“[They] previously came from Europe. That is one of those Brexit dividends we’re all enjoying. The fact that we can’t hire hardworking, dedicated people like we used to.”
International House is one provider looking to make headway with a IH portal, launching in April, to offer lifelong learning opportunities for ELT teachers to support educators.
In the UK, CES has been able to fill most of its schools and keep teachers and administration teams employed.
“Honestly, I expect a strong 2024 for the UK”
“We see us getting much stronger in 2023,” Quinn added. “And honestly, I expect a strong 2024 for the UK. I think things will change. UK is going to knock itself back on the market. I was in Italy last week, huge interest in the UK, summer, end of the year, a lot more enquiries than this time last year.

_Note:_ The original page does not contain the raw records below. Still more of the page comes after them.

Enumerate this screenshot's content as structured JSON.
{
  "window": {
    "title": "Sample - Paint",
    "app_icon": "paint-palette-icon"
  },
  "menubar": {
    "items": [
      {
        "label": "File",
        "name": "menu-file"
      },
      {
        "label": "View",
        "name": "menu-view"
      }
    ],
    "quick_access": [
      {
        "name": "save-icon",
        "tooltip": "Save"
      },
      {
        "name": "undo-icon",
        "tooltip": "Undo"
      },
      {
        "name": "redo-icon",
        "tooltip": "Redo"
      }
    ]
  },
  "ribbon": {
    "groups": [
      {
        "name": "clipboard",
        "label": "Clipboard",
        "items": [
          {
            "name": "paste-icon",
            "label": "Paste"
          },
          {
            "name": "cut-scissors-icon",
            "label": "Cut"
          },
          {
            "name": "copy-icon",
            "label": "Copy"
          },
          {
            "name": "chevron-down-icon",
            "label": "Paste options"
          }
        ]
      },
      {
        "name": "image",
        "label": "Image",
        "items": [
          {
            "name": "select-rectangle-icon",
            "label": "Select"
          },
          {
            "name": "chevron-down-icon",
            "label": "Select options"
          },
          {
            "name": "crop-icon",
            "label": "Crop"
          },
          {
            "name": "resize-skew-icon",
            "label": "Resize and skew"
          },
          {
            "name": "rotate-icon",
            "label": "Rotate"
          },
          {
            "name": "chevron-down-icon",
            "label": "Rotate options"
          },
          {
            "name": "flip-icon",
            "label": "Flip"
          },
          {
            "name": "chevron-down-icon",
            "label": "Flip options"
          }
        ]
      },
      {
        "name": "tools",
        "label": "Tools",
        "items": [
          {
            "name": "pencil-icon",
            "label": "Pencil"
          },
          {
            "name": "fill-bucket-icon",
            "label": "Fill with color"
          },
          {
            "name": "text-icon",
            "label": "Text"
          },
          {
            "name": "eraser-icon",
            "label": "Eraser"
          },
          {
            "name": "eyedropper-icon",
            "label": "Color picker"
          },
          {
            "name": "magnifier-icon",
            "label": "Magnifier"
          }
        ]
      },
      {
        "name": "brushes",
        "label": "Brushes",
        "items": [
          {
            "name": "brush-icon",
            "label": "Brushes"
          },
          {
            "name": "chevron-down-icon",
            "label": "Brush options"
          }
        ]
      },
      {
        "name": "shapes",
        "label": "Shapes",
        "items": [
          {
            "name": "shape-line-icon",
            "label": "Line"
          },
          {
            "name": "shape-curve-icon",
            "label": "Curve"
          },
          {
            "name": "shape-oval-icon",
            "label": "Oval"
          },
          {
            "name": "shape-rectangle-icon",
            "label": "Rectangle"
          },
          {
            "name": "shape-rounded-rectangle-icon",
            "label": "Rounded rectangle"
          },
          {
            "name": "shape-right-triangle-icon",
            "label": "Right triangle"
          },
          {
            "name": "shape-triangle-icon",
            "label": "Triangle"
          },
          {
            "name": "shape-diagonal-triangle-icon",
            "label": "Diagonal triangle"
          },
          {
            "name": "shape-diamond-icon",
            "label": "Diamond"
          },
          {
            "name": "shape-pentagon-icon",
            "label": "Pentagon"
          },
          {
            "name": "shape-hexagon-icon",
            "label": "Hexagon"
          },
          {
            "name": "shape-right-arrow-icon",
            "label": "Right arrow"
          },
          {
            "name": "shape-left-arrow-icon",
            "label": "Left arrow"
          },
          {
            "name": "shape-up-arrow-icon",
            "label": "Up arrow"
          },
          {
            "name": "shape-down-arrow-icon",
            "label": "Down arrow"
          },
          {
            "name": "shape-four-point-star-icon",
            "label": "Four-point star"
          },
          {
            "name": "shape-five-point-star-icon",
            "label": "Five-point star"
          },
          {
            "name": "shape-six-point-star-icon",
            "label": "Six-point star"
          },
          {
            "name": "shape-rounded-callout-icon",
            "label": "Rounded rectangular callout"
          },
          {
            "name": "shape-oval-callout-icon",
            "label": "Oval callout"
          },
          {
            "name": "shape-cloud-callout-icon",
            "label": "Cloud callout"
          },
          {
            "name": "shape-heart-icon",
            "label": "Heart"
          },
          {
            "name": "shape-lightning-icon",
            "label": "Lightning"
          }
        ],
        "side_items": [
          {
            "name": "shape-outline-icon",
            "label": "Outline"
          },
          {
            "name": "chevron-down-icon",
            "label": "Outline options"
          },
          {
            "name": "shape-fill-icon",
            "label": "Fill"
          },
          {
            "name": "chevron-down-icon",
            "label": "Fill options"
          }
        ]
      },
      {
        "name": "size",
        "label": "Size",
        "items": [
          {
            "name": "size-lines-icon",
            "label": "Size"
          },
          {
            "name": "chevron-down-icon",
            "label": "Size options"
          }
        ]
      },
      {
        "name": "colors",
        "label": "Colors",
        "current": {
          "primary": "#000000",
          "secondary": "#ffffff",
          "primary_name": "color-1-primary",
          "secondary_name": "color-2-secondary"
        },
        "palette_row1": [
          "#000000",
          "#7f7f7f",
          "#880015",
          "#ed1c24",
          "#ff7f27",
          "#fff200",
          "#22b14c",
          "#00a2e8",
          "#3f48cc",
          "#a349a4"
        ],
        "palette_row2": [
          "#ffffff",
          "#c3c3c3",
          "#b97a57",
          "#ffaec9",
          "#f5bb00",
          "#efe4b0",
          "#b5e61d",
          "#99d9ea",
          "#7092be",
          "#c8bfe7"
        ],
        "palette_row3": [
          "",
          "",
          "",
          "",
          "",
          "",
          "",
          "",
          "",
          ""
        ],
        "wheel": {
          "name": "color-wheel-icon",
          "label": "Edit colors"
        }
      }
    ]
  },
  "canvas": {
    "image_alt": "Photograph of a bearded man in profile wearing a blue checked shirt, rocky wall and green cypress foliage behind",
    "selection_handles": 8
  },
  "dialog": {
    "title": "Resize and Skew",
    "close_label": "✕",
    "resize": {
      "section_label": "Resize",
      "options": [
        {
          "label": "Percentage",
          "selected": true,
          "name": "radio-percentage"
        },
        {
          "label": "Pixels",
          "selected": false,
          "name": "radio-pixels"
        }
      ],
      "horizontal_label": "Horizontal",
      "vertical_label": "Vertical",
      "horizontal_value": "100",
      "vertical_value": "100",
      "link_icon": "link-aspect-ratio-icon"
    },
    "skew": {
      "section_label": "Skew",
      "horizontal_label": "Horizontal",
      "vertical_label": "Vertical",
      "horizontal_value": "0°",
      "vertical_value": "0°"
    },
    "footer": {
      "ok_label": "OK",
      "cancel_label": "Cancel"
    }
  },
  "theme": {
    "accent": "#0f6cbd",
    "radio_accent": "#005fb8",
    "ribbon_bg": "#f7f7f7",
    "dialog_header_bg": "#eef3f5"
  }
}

So very confident for the UK.”
The fact that European students can no longer supplement their ELT programs with paid work experience, however not only “makes life just that little bit more difficult”, but is “another impediment to students coming to the UK”, he acknowledged.
“One of the issues is that traditionally an Italian or a Spanish or a French or a German student could come to the UK, do a language program, work in Pret a manger, or get a job in Costa, extend their stay. And that’s all gone,” he said.
“They look at Ireland [where] they’re allowed to work,” Quinn said, where the adult school is “more or less” full. Ireland is facing its own difficulties, in its accommodation crisis.
Stakeholders are also concerned about shortages in accommodation in the UK, particularly among host families, limiting the recovery of the sector.
However, recent figures from English UK showed that a 44% rise in student weeks in Q4 2022 compared to the same time in the previous year. UK stakeholders are optimistic for the year ahead.
For many of the recommendations English UK is making to government, there is “no objection [from authorities] but it needs to be dealt with”, Gray concluded.
“[But] the home secretary Suella Braverman is focused elsewhere,” she adding, pointing to the ‘small boats’ that prime minister Rishi Sunak is prioritising. English UK is beginning to refocus its lobbying efforts on the Labour Party, which polls suggest is likely to win the next general election that has to take place by December 2024.